* WHAT IS EXPECTED: For each line in the data below that has the word "this", copy that line.

* INPUT RECORDS:
----------------------------------------
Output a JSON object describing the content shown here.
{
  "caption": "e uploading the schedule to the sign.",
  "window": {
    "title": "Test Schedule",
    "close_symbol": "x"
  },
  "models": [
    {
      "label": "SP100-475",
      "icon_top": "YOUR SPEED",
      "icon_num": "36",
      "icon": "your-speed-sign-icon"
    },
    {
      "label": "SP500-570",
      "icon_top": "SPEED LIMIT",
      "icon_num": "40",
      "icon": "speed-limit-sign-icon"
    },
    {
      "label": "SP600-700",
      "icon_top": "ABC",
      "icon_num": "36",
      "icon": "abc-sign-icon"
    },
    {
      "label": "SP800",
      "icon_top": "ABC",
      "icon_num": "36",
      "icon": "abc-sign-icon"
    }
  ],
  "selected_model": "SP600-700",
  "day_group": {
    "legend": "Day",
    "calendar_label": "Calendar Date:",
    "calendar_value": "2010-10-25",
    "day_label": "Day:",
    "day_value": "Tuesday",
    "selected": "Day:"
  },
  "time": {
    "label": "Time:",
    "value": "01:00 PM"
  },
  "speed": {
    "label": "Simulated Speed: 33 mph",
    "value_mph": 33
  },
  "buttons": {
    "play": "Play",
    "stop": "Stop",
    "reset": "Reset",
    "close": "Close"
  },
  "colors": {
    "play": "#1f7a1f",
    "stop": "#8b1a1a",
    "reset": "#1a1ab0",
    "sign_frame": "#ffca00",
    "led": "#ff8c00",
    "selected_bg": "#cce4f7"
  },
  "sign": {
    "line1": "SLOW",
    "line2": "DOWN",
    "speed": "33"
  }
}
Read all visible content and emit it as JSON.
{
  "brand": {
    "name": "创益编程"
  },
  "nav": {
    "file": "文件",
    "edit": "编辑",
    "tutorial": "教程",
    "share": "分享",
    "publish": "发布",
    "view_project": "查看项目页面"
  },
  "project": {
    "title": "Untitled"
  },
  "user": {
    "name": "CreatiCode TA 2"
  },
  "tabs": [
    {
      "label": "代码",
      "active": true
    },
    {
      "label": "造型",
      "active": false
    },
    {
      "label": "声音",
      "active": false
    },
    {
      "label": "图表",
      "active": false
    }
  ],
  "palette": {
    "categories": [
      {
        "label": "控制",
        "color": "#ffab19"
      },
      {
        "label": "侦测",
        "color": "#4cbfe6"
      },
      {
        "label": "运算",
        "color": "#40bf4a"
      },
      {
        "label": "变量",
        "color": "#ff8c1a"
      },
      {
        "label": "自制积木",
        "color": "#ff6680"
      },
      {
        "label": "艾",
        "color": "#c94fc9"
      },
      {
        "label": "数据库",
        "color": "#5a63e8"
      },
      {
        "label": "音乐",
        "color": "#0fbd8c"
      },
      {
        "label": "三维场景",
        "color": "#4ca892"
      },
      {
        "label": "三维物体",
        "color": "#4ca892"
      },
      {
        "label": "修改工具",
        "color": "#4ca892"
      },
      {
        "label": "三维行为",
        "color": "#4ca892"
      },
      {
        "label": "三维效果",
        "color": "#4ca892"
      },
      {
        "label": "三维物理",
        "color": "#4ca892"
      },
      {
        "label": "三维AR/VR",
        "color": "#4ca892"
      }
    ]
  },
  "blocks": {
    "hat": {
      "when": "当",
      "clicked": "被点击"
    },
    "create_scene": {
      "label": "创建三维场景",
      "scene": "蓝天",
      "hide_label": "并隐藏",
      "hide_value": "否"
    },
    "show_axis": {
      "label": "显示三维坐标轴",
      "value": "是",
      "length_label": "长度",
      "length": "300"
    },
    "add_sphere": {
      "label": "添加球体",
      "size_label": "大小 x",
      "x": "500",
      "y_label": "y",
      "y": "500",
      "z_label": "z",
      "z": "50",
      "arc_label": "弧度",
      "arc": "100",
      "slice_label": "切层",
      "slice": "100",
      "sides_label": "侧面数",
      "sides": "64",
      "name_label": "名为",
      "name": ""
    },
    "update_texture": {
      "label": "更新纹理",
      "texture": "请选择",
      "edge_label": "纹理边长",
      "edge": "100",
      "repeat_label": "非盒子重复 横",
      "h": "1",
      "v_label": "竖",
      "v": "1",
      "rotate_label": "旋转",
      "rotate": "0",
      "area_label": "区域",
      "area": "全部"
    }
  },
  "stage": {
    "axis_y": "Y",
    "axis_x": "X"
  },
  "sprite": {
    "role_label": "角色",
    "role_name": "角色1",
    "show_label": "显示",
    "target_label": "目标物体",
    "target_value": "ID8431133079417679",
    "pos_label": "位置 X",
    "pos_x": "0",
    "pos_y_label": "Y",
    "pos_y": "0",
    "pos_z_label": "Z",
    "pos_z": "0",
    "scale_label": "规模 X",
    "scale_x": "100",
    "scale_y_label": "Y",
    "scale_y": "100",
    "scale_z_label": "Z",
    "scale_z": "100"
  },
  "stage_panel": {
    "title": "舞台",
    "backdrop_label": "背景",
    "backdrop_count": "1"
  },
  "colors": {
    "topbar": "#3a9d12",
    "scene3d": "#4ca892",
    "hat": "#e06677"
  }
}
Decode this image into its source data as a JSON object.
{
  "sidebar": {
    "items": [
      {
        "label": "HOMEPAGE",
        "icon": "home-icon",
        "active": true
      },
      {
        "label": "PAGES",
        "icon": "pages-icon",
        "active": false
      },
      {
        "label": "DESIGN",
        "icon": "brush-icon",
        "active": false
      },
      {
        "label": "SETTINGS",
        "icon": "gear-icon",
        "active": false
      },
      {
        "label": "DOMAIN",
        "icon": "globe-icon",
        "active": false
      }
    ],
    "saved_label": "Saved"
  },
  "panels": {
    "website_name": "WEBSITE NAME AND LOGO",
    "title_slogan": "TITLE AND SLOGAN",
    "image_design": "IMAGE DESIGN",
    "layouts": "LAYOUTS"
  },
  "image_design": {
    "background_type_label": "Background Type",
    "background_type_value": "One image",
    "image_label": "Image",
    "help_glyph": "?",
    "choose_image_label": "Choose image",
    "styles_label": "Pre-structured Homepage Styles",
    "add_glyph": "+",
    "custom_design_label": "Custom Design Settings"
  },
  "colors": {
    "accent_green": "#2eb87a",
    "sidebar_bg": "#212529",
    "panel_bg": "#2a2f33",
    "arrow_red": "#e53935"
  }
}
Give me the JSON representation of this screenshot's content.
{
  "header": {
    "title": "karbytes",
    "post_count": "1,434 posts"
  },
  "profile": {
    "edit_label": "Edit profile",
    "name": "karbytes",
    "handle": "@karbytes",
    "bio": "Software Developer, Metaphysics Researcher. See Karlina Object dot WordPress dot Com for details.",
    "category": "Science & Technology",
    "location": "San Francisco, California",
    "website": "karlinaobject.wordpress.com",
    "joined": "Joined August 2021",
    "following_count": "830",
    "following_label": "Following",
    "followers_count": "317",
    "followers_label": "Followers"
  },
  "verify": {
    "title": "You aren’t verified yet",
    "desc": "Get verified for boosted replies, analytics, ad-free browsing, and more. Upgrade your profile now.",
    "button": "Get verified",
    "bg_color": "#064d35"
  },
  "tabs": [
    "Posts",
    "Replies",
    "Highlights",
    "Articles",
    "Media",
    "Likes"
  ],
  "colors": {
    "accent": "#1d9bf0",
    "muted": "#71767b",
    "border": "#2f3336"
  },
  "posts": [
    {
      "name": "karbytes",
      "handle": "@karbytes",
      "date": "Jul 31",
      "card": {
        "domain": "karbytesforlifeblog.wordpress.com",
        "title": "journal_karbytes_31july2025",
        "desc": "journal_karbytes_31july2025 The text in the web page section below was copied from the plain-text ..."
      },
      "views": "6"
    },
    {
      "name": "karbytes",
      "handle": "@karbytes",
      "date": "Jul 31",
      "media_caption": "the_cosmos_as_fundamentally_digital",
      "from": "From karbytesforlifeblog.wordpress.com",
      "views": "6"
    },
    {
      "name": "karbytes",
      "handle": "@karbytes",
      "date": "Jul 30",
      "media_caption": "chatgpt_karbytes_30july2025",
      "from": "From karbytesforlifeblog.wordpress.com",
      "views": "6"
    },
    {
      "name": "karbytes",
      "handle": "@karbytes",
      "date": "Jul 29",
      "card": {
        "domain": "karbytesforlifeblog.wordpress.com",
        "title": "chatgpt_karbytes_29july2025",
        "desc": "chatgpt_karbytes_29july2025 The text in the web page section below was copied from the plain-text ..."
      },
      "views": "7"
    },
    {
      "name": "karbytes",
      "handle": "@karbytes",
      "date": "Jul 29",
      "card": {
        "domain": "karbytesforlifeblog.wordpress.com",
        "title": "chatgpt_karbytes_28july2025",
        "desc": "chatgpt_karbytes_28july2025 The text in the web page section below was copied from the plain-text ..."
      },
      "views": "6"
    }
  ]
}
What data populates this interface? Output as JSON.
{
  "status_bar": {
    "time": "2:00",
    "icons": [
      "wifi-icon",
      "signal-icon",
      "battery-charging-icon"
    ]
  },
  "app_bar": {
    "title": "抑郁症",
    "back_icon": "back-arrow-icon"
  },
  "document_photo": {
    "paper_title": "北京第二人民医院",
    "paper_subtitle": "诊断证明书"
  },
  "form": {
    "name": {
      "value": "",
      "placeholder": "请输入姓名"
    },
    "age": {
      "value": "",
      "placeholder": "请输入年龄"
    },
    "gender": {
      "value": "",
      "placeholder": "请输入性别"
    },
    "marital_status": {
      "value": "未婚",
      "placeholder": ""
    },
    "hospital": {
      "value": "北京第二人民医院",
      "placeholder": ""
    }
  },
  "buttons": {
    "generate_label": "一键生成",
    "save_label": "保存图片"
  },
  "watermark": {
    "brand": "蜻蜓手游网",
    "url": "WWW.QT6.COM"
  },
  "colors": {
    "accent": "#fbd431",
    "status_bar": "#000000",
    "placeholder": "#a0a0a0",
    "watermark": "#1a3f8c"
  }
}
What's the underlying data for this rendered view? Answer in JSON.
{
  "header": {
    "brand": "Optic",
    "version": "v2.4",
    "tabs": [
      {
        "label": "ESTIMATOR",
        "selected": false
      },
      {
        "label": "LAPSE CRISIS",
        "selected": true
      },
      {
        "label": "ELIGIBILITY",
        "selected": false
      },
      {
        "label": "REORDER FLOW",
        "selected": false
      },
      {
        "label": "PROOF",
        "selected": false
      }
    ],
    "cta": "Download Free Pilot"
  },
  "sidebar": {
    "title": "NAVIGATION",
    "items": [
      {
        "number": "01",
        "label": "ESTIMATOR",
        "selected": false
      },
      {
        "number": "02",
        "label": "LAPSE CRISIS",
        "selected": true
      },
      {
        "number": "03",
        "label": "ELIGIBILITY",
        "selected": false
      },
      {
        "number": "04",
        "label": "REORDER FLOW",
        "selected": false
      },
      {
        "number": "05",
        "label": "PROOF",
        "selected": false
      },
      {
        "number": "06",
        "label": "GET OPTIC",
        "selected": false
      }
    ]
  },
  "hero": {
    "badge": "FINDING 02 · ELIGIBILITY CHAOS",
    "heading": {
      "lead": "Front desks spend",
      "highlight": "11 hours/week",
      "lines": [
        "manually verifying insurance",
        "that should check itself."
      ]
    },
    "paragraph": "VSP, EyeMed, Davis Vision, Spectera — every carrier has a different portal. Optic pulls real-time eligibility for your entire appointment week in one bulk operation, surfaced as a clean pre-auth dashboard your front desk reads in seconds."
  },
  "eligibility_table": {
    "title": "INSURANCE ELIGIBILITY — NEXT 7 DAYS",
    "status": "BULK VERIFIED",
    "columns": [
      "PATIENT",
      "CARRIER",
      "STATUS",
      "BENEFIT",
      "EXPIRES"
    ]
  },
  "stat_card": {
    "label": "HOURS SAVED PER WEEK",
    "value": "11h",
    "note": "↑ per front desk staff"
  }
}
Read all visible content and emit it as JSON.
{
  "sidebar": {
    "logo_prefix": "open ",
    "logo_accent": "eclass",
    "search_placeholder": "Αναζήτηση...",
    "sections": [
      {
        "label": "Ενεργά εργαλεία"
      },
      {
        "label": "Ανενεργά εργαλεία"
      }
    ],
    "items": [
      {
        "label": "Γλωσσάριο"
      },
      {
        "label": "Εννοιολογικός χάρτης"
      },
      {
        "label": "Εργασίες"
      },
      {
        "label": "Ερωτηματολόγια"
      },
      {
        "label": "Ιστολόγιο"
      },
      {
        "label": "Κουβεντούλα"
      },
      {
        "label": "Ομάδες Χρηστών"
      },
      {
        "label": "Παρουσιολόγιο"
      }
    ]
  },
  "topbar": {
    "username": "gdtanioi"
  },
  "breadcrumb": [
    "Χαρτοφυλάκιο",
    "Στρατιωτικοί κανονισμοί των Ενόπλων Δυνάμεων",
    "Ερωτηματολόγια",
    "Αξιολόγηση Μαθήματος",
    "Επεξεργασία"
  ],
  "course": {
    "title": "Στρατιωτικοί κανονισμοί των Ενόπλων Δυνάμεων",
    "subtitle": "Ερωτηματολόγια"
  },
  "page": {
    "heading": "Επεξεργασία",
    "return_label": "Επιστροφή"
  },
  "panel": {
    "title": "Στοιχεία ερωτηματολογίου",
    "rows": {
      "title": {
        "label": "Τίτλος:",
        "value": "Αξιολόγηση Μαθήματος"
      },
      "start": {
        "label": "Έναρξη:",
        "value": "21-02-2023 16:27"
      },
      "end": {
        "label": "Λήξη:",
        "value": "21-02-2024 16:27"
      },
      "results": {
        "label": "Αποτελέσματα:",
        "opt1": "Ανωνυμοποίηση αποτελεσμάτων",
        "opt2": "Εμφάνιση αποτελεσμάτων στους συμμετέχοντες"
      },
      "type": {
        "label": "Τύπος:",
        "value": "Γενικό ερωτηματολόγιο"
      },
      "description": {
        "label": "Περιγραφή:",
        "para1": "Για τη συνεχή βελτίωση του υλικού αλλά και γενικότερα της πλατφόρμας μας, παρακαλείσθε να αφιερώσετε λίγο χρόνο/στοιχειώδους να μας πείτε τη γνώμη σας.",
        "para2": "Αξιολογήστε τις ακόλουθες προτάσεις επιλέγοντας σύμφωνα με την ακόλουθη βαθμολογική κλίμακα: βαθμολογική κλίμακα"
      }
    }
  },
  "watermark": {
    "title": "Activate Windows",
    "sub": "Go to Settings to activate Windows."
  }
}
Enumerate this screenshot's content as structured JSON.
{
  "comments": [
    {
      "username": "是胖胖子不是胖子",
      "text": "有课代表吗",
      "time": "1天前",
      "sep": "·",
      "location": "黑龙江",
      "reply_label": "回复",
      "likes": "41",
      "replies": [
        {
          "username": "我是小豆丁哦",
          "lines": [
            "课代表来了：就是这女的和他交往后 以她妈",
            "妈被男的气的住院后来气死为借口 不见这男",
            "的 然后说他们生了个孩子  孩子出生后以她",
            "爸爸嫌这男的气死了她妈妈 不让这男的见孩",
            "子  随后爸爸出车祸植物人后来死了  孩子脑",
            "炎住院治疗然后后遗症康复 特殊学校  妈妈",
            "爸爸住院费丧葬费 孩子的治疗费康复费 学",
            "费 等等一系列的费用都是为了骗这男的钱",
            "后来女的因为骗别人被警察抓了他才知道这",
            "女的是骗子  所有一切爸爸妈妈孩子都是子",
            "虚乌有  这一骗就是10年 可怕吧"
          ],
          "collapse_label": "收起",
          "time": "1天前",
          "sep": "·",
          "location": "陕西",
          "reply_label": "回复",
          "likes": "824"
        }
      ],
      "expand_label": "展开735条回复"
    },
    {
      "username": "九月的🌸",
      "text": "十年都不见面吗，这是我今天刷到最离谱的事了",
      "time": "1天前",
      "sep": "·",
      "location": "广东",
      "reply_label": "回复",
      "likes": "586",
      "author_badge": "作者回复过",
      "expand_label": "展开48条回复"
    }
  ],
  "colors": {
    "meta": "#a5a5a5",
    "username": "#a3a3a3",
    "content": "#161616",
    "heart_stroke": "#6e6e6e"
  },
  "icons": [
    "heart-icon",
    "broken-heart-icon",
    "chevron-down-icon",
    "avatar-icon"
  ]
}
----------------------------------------
* ANSWER AREA:
Decode this image into its source data as a JSON object.
Give me the JSON representation of this screenshot's content.
What data populates this interface? Output as JSON.
What's the underlying data for this rendered view? Answer in JSON.
Enumerate this screenshot's content as structured JSON.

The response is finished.